Goal of the exercise>
What is needed here is an exact copy of all the entries below.

Collected data entries>
——

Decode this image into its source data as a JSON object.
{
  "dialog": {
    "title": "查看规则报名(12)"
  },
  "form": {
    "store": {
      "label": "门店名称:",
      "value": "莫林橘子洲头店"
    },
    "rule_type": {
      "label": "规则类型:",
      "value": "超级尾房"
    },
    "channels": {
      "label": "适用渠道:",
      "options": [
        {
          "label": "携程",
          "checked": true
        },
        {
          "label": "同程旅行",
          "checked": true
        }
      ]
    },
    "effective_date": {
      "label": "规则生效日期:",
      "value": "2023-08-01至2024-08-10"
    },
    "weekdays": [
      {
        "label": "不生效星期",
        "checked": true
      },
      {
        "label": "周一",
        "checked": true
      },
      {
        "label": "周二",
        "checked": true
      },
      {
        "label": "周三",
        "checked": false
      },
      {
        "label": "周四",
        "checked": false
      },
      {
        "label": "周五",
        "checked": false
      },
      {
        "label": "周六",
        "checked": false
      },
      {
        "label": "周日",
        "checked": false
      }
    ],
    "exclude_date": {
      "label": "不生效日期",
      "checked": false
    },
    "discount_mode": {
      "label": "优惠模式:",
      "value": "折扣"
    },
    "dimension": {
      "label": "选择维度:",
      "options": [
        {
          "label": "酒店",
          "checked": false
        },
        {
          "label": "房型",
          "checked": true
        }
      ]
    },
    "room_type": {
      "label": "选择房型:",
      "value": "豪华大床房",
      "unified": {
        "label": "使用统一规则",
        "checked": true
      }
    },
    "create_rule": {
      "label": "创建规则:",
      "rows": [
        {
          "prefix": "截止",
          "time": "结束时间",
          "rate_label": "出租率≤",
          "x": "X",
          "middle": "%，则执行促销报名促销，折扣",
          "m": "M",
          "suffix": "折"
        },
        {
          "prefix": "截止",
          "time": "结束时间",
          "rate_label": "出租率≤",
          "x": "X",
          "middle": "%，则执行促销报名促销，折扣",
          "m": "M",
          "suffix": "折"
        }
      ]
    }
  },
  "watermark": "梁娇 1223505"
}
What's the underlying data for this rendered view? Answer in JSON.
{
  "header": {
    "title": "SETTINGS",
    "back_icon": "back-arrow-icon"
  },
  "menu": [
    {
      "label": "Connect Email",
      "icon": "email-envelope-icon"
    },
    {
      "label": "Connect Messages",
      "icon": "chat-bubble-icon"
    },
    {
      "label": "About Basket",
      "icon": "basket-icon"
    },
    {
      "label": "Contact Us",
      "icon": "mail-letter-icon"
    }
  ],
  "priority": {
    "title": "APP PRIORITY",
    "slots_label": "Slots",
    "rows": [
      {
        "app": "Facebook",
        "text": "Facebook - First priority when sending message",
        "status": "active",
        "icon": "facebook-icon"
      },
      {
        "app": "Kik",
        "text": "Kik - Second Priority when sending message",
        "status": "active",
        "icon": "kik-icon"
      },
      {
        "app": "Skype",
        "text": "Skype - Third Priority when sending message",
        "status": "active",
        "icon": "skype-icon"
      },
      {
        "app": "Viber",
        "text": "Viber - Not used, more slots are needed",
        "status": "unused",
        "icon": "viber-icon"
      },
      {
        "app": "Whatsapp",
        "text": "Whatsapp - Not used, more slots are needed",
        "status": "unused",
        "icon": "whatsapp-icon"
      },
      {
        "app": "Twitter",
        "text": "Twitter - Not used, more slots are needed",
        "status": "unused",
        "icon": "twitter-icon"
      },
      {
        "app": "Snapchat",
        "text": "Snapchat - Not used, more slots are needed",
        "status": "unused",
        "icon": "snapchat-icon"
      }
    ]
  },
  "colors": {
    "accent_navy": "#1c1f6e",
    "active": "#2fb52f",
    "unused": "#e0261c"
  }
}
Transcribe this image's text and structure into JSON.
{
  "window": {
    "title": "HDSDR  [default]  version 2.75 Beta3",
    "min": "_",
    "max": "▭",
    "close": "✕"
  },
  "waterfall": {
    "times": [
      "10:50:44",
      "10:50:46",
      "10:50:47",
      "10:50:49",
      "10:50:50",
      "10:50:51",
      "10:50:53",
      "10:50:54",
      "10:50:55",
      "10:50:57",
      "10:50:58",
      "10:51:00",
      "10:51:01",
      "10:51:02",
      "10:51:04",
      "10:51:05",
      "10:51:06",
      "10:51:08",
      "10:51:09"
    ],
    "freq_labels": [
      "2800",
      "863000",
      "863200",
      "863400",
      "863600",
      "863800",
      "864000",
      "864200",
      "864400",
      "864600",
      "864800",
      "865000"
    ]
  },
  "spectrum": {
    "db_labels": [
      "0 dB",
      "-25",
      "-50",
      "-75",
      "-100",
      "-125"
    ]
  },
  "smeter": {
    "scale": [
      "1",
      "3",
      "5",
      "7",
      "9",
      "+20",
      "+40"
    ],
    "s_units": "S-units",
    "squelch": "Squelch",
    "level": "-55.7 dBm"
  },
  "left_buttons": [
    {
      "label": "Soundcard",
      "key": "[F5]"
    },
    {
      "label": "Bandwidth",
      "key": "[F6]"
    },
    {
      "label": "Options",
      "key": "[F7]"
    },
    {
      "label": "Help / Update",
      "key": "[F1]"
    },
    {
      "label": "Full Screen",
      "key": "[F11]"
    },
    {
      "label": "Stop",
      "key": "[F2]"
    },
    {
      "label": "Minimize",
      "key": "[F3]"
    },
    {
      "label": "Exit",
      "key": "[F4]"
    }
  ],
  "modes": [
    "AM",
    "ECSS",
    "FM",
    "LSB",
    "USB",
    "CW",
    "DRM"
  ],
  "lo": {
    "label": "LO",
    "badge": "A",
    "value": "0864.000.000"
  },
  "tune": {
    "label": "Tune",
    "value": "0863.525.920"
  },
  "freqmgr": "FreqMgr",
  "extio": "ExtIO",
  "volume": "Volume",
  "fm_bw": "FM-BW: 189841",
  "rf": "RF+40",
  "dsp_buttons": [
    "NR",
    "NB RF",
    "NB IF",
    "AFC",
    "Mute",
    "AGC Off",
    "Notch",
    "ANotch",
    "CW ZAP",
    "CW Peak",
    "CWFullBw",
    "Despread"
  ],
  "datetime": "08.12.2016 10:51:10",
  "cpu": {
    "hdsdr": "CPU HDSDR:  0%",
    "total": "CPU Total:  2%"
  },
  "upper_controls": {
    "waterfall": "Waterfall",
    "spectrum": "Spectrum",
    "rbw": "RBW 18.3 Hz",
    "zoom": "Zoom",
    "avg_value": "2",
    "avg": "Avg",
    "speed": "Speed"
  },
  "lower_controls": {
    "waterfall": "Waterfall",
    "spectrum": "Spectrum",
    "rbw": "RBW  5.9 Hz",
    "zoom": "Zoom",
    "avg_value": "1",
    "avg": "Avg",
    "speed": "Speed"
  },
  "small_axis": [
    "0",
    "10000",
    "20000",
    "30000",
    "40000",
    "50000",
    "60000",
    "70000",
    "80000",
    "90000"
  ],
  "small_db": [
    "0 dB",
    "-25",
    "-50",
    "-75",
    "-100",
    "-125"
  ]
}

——

Response area>
Decode this image into its source data as a JSON object.
{
  "dialog": {
    "title": "查看规则报名(12)"
  },
  "form": {
    "store": {
      "label": "门店名称:",
      "value": "莫林橘子洲头店"
    },
    "rule_type": {
      "label": "规则类型:",
      "value": "超级尾房"
    },
    "channels": {
      "label": "适用渠道:",
      "options": [
        {
          "label": "携程",
          "checked": true
        },
        {
          "label": "同程旅行",
          "checked": true
        }
      ]
    },
    "effective_date": {
      "label": "规则生效日期:",
      "value": "2023-08-01至2024-08-10"
    },
    "weekdays": [
      {
        "label": "不生效星期",
        "checked": true
      },
      {
        "label": "周一",
        "checked": true
      },
      {
        "label": "周二",
        "checked": true
      },
      {
        "label": "周三",
        "checked": false
      },
      {
        "label": "周四",
        "checked": false
      },
      {
        "label": "周五",
        "checked": false
      },
      {
        "label": "周六",
        "checked": false
      },
      {
        "label": "周日",
        "checked": false
      }
    ],
    "exclude_date": {
      "label": "不生效日期",
      "checked": false
    },
    "discount_mode": {
      "label": "优惠模式:",
      "value": "折扣"
    },
    "dimension": {
      "label": "选择维度:",
      "options": [
        {
          "label": "酒店",
          "checked": false
        },
        {
          "label": "房型",
          "checked": true
        }
      ]
    },
    "room_type": {
      "label": "选择房型:",
      "value": "豪华大床房",
      "unified": {
        "label": "使用统一规则",
        "checked": true
      }
    },
    "create_rule": {
      "label": "创建规则:",
      "rows": [
        {
          "prefix": "截止",
          "time": "结束时间",
          "rate_label": "出租率≤",
          "x": "X",
          "middle": "%，则执行促销报名促销，折扣",
          "m": "M",
          "suffix": "折"
        },
        {
          "prefix": "截止",
          "time": "结束时间",
          "rate_label": "出租率≤",
          "x": "X",
          "middle": "%，则执行促销报名促销，折扣",
          "m": "M",
          "suffix": "折"
        }
      ]
    }
  },
  "watermark": "梁娇 1223505"
}
What's the underlying data for this rendered view? Answer in JSON.
{
  "header": {
    "title": "SETTINGS",
    "back_icon": "back-arrow-icon"
  },
  "menu": [
    {
      "label": "Connect Email",
      "icon": "email-envelope-icon"
    },
    {
      "label": "Connect Messages",
      "icon": "chat-bubble-icon"
    },
    {
      "label": "About Basket",
      "icon": "basket-icon"
    },
    {
      "label": "Contact Us",
      "icon": "mail-letter-icon"
    }
  ],
  "priority": {
    "title": "APP PRIORITY",
    "slots_label": "Slots",
    "rows": [
      {
        "app": "Facebook",
        "text": "Facebook - First priority when sending message",
        "status": "active",
        "icon": "facebook-icon"
      },
      {
        "app": "Kik",
        "text": "Kik - Second Priority when sending message",
        "status": "active",
        "icon": "kik-icon"
      },
      {
        "app": "Skype",
        "text": "Skype - Third Priority when sending message",
        "status": "active",
        "icon": "skype-icon"
      },
      {
        "app": "Viber",
        "text": "Viber - Not used, more slots are needed",
        "status": "unused",
        "icon": "viber-icon"
      },
      {
        "app": "Whatsapp",
        "text": "Whatsapp - Not used, more slots are needed",
        "status": "unused",
        "icon": "whatsapp-icon"
      },
      {
        "app": "Twitter",
        "text": "Twitter - Not used, more slots are needed",
        "status": "unused",
        "icon": "twitter-icon"
      },
      {
        "app": "Snapchat",
        "text": "Snapchat - Not used, more slots are needed",
        "status": "unused",
        "icon": "snapchat-icon"
      }
    ]
  },
  "colors": {
    "accent_navy": "#1c1f6e",
    "active": "#2fb52f",
    "unused": "#e0261c"
  }
}
Transcribe this image's text and structure into JSON.
{
  "window": {
    "title": "HDSDR  [default]  version 2.75 Beta3",
    "min": "_",
    "max": "▭",
    "close": "✕"
  },
  "waterfall": {
    "times": [
      "10:50:44",
      "10:50:46",
      "10:50:47",
      "10:50:49",
      "10:50:50",
      "10:50:51",
      "10:50:53",
      "10:50:54",
      "10:50:55",
      "10:50:57",
      "10:50:58",
      "10:51:00",
      "10:51:01",
      "10:51:02",
      "10:51:04",
      "10:51:05",
      "10:51:06",
      "10:51:08",
      "10:51:09"
    ],
    "freq_labels": [
      "2800",
      "863000",
      "863200",
      "863400",
      "863600",
      "863800",
      "864000",
      "864200",
      "864400",
      "864600",
      "864800",
      "865000"
    ]
  },
  "spectrum": {
    "db_labels": [
      "0 dB",
      "-25",
      "-50",
      "-75",
      "-100",
      "-125"
    ]
  },
  "smeter": {
    "scale": [
      "1",
      "3",
      "5",
      "7",
      "9",
      "+20",
      "+40"
    ],
    "s_units": "S-units",
    "squelch": "Squelch",
    "level": "-55.7 dBm"
  },
  "left_buttons": [
    {
      "label": "Soundcard",
      "key": "[F5]"
    },
    {
      "label": "Bandwidth",
      "key": "[F6]"
    },
    {
      "label": "Options",
      "key": "[F7]"
    },
    {
      "label": "Help / Update",
      "key": "[F1]"
    },
    {
      "label": "Full Screen",
      "key": "[F11]"
    },
    {
      "label": "Stop",
      "key": "[F2]"
    },
    {
      "label": "Minimize",
      "key": "[F3]"
    },
    {
      "label": "Exit",
      "key": "[F4]"
    }
  ],
  "modes": [
    "AM",
    "ECSS",
    "FM",
    "LSB",
    "USB",
    "CW",
    "DRM"
  ],
  "lo": {
    "label": "LO",
    "badge": "A",
    "value": "0864.000.000"
  },
  "tune": {
    "label": "Tune",
    "value": "0863.525.920"
  },
  "freqmgr": "FreqMgr",
  "extio": "ExtIO",
  "volume": "Volume",
  "fm_bw": "FM-BW: 189841",
  "rf": "RF+40",
  "dsp_buttons": [
    "NR",
    "NB RF",
    "NB IF",
    "AFC",
    "Mute",
    "AGC Off",
    "Notch",
    "ANotch",
    "CW ZAP",
    "CW Peak",
    "CWFullBw",
    "Despread"
  ],
  "datetime": "08.12.2016 10:51:10",
  "cpu": {
    "hdsdr": "CPU HDSDR:  0%",
    "total": "CPU Total:  2%"
  },
  "upper_controls": {
    "waterfall": "Waterfall",
    "spectrum": "Spectrum",
    "rbw": "RBW 18.3 Hz",
    "zoom": "Zoom",
    "avg_value": "2",
    "avg": "Avg",
    "speed": "Speed"
  },
  "lower_controls": {
    "waterfall": "Waterfall",
    "spectrum": "Spectrum",
    "rbw": "RBW  5.9 Hz",
    "zoom": "Zoom",
    "avg_value": "1",
    "avg": "Avg",
    "speed": "Speed"
  },
  "small_axis": [
    "0",
    "10000",
    "20000",
    "30000",
    "40000",
    "50000",
    "60000",
    "70000",
    "80000",
    "90000"
  ],
  "small_db": [
    "0 dB",
    "-25",
    "-50",
    "-75",
    "-100",
    "-125"
  ]
}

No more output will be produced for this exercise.